The design of the Kominka is also heavily influenced by the surrounding natural environment. The architecture is in harmony with nature, with the use of natural materials and the integration of outdoor spaces into the layout of the home.
Benefits of Living in a Kominka
Living in a Kominka has many benefits that go beyond the aesthetic appeal of the architecture. Here are some key benefits:
- Connection to Japanese culture: Living in a Kominka allows you to connect with Japanese culture and values. The home is a living example of the country’s architectural and cultural heritage.
- Energy-efficient: The use of natural materials and traditional design principles makes the Kominka energy-efficient. The home is designed to maximize natural light and ventilation, reducing the need for artificial lighting and cooling.
- Cost-effective: Renovated Kominka homes can be less expensive than modern homes due to lower insulation and material costs. If you are willing to put in some extra effort, these homes can be renovated at a lower cost than a typical modern home renovation.
Renovating a Kominka
Renovating a Kominka can be a daunting task. These homes require a significant amount of work and careful attention to detail, but the result can be a beautiful and authentic living space. Here are some things to keep in mind when renovating a Kominka:
- Choose materials carefully: It is important to choose materials that are in line with the traditional use of natural materials in the original design. This may be difficult, as many materials used in traditional construction are no longer readily available.
- Work with a professional: Hire an experienced contractor who has experience with traditional Japanese construction and renovation techniques. They can help you recreate the authentic look and feel of the original design.

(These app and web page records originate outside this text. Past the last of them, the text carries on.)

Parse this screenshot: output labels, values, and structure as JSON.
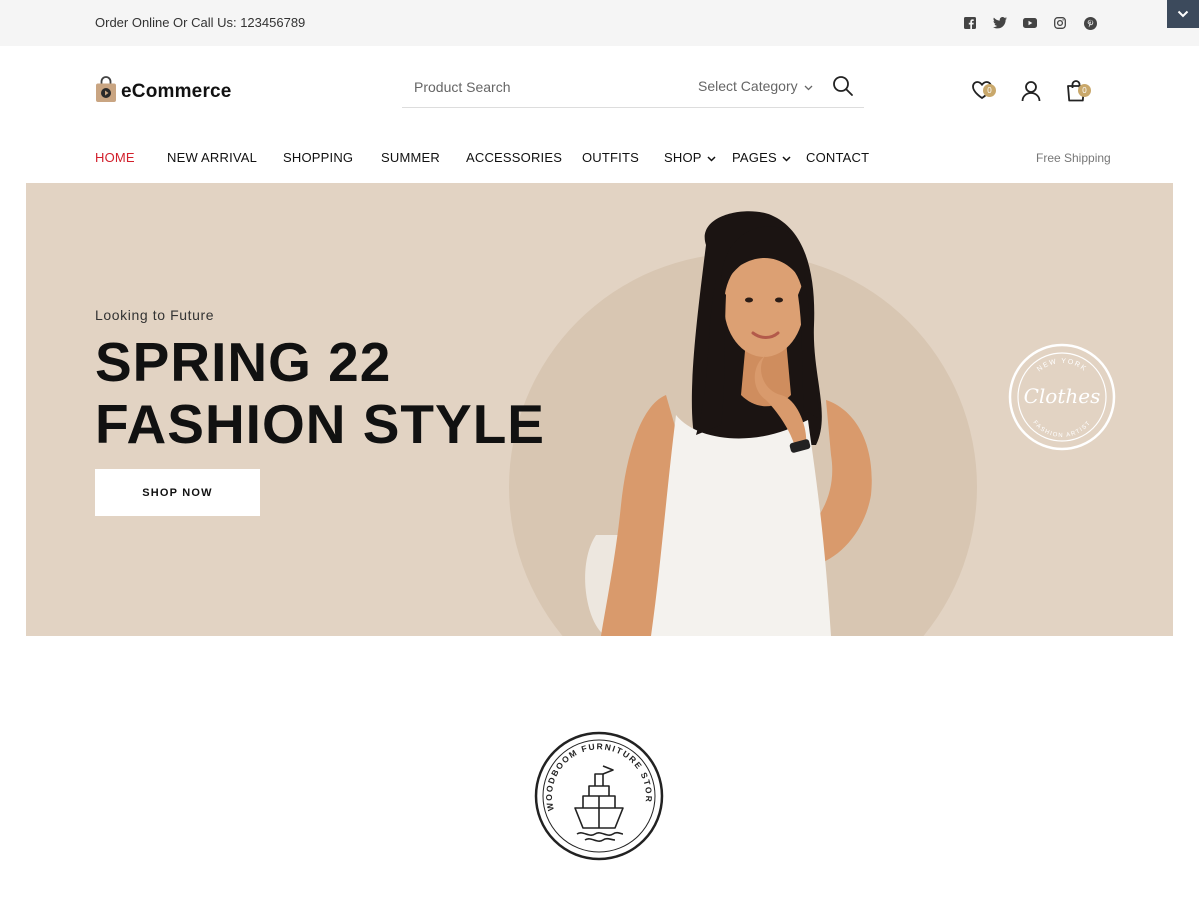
{
  "topbar": {
    "contact_text": "Order Online Or Call Us: 123456789",
    "social_icons": [
      "facebook-icon",
      "twitter-icon",
      "youtube-icon",
      "instagram-icon",
      "pinterest-icon"
    ]
  },
  "header": {
    "logo_text": "eCommerce",
    "search": {
      "placeholder": "Product Search",
      "category_label": "Select Category"
    },
    "wishlist_count": "0",
    "cart_count": "0"
  },
  "nav": {
    "items": [
      {
        "label": "HOME",
        "active": true
      },
      {
        "label": "NEW ARRIVAL"
      },
      {
        "label": "SHOPPING"
      },
      {
        "label": "SUMMER"
      },
      {
        "label": "ACCESSORIES"
      },
      {
        "label": "OUTFITS"
      },
      {
        "label": "SHOP"
      },
      {
        "label": "PAGES"
      },
      {
        "label": "CONTACT"
      }
    ],
    "free_shipping": "Free Shipping"
  },
  "hero": {
    "eyebrow": "Looking to Future",
    "title_line1": "SPRING 22",
    "title_line2": "FASHION STYLE",
    "button_label": "SHOP NOW",
    "stamp_text_top": "NEW YORK",
    "stamp_script": "Clothes",
    "stamp_text_bottom": "FASHION ARTIST"
  },
  "brand": {
    "name": "WOODBOOM FURNITURE STORE"
  },
  "colors": {
    "accent": "#d21f2b",
    "hero_bg": "#e2d3c3",
    "badge": "#c9a86b",
    "topbar_bg": "#f5f5f5",
    "collapse_btn": "#3c4a5c"
  }
}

- Stay true to the design: It is essential to maintain the integrity of the original design when renovating a Kominka home. Make sure that any new features or appliances you add are in line with the traditional style and do not detract from the home’s original beauty.
Understanding the Kominka Lifestyle

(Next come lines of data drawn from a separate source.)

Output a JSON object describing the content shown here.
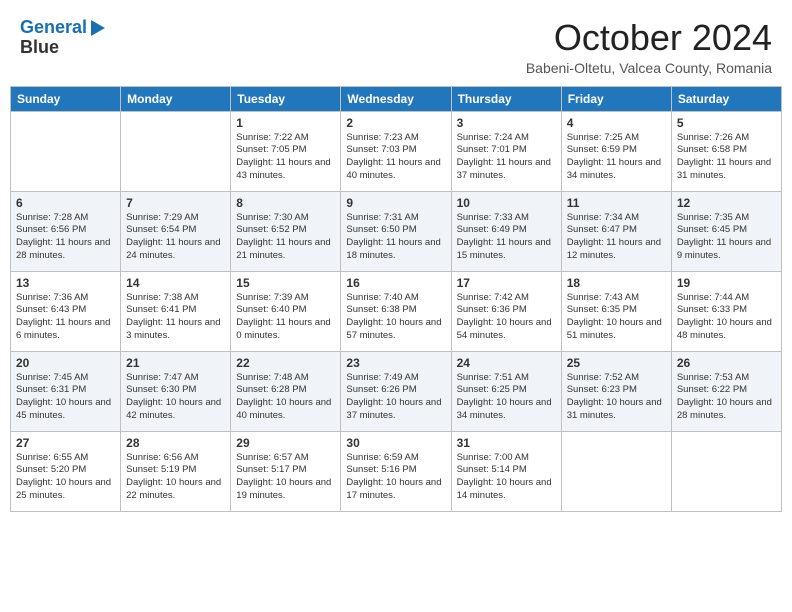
{
  "header": {
    "logo_line1": "General",
    "logo_line2": "Blue",
    "month": "October 2024",
    "location": "Babeni-Oltetu, Valcea County, Romania"
  },
  "days_of_week": [
    "Sunday",
    "Monday",
    "Tuesday",
    "Wednesday",
    "Thursday",
    "Friday",
    "Saturday"
  ],
  "weeks": [
    [
      {
        "day": "",
        "info": ""
      },
      {
        "day": "",
        "info": ""
      },
      {
        "day": "1",
        "info": "Sunrise: 7:22 AM\nSunset: 7:05 PM\nDaylight: 11 hours and 43 minutes."
      },
      {
        "day": "2",
        "info": "Sunrise: 7:23 AM\nSunset: 7:03 PM\nDaylight: 11 hours and 40 minutes."
      },
      {
        "day": "3",
        "info": "Sunrise: 7:24 AM\nSunset: 7:01 PM\nDaylight: 11 hours and 37 minutes."
      },
      {
        "day": "4",
        "info": "Sunrise: 7:25 AM\nSunset: 6:59 PM\nDaylight: 11 hours and 34 minutes."
      },
      {
        "day": "5",
        "info": "Sunrise: 7:26 AM\nSunset: 6:58 PM\nDaylight: 11 hours and 31 minutes."
      }
    ],
    [
      {
        "day": "6",
        "info": "Sunrise: 7:28 AM\nSunset: 6:56 PM\nDaylight: 11 hours and 28 minutes."
      },
      {
        "day": "7",
        "info": "Sunrise: 7:29 AM\nSunset: 6:54 PM\nDaylight: 11 hours and 24 minutes."
      },
      {
        "day": "8",
        "info": "Sunrise: 7:30 AM\nSunset: 6:52 PM\nDaylight: 11 hours and 21 minutes."
      },
      {
        "day": "9",
        "info": "Sunrise: 7:31 AM\nSunset: 6:50 PM\nDaylight: 11 hours and 18 minutes."
      },
      {
        "day": "10",
        "info": "Sunrise: 7:33 AM\nSunset: 6:49 PM\nDaylight: 11 hours and 15 minutes."
      },
      {
        "day": "11",
        "info": "Sunrise: 7:34 AM\nSunset: 6:47 PM\nDaylight: 11 hours and 12 minutes."
      },
      {
        "day": "12",
        "info": "Sunrise: 7:35 AM\nSunset: 6:45 PM\nDaylight: 11 hours and 9 minutes."
      }
    ],
    [
      {
        "day": "13",
        "info": "Sunrise: 7:36 AM\nSunset: 6:43 PM\nDaylight: 11 hours and 6 minutes."
      },
      {
        "day": "14",
        "info": "Sunrise: 7:38 AM\nSunset: 6:41 PM\nDaylight: 11 hours and 3 minutes."
      },
      {
        "day": "15",
        "info": "Sunrise: 7:39 AM\nSunset: 6:40 PM\nDaylight: 11 hours and 0 minutes."
      },
      {
        "day": "16",
        "info": "Sunrise: 7:40 AM\nSunset: 6:38 PM\nDaylight: 10 hours and 57 minutes."
      },
      {
        "day": "17",
        "info": "Sunrise: 7:42 AM\nSunset: 6:36 PM\nDaylight: 10 hours and 54 minutes."
      },
      {
        "day": "18",
        "info": "Sunrise: 7:43 AM\nSunset: 6:35 PM\nDaylight: 10 hours and 51 minutes."
      },
      {
        "day": "19",
        "info": "Sunrise: 7:44 AM\nSunset: 6:33 PM\nDaylight: 10 hours and 48 minutes."
      }
    ],
    [
      {
        "day": "20",
        "info": "Sunrise: 7:45 AM\nSunset: 6:31 PM\nDaylight: 10 hours and 45 minutes."
      },
      {
        "day": "21",
        "info": "Sunrise: 7:47 AM\nSunset: 6:30 PM\nDaylight: 10 hours and 42 minutes."
      },
      {
        "day": "22",
        "info": "Sunrise: 7:48 AM\nSunset: 6:28 PM\nDaylight: 10 hours and 40 minutes."
      },
      {
        "day": "23",
        "info": "Sunrise: 7:49 AM\nSunset: 6:26 PM\nDaylight: 10 hours and 37 minutes."
      },
      {
        "day": "24",
        "info": "Sunrise: 7:51 AM\nSunset: 6:25 PM\nDaylight: 10 hours and 34 minutes."
      },
      {
        "day": "25",
        "info": "Sunrise: 7:52 AM\nSunset: 6:23 PM\nDaylight: 10 hours and 31 minutes."
      },
      {
        "day": "26",
        "info": "Sunrise: 7:53 AM\nSunset: 6:22 PM\nDaylight: 10 hours and 28 minutes."
      }
    ],
    [
      {
        "day": "27",
        "info": "Sunrise: 6:55 AM\nSunset: 5:20 PM\nDaylight: 10 hours and 25 minutes."
      },
      {
        "day": "28",
        "info": "Sunrise: 6:56 AM\nSunset: 5:19 PM\nDaylight: 10 hours and 22 minutes."
      },
      {
        "day": "29",
        "info": "Sunrise: 6:57 AM\nSunset: 5:17 PM\nDaylight: 10 hours and 19 minutes."
      },
      {
        "day": "30",
        "info": "Sunrise: 6:59 AM\nSunset: 5:16 PM\nDaylight: 10 hours and 17 minutes."
      },
      {
        "day": "31",
        "info": "Sunrise: 7:00 AM\nSunset: 5:14 PM\nDaylight: 10 hours and 14 minutes."
      },
      {
        "day": "",
        "info": ""
      },
      {
        "day": "",
        "info": ""
      }
    ]
  ]
}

Living in a Kominka home requires an understanding and appreciation of traditional Japanese culture and values. The lifestyle associated with these homes involves simplicity, frugality, and connection to nature. Here are some key aspects of the Kominka lifestyle:
- Minimalism: The simplicity of the architecture reflects the minimalist values of the lifestyle. Kominka homes are designed to be functional rather than luxurious, and the lifestyle associated with them emphasizes minimalism and simplicity.
- Connection to nature: Kominka homes are designed to be in harmony with nature. Living in these homes means being aware of nature’s rhythms and cycles and respecting the natural environment.
- Self-sufficiency: The Kominka lifestyle emphasizes self-sufficiency and frugality. The home and the lifestyle associated with it encourage people to be more self-sufficient and less reliant on modern amenities and technology.
Challenges of Owning a Kominka
Owning a Kominka home comes with its own set of challenges. Here are some of the common challenges that homeowners face:
- Maintenance: Kominka homes require regular maintenance due to the use of natural materials. This can be expensive and time-consuming.
- Modernization: Some features of a Kominka home may need to be modernized to make the home more livable. This can be challenging and may require careful planning and consideration of the home’s original design and authenticity.
- Adaptability: Living in a Kominka home requires a willingness to adapt to a lifestyle that is very different from that of modern homes. This can be challenging and may take time to adjust to.
In conclusion, the Kominka house is an important part of Japanese history and culture. It offers a unique living experience that is in harmony with nature, promotes minimalism and self-sufficiency, and encourages an appreciation of traditional Japanese values. While owning a Kominka home may come with its own set of challenges, the benefits of living in such a beautiful and authentic living space are well worth the effort.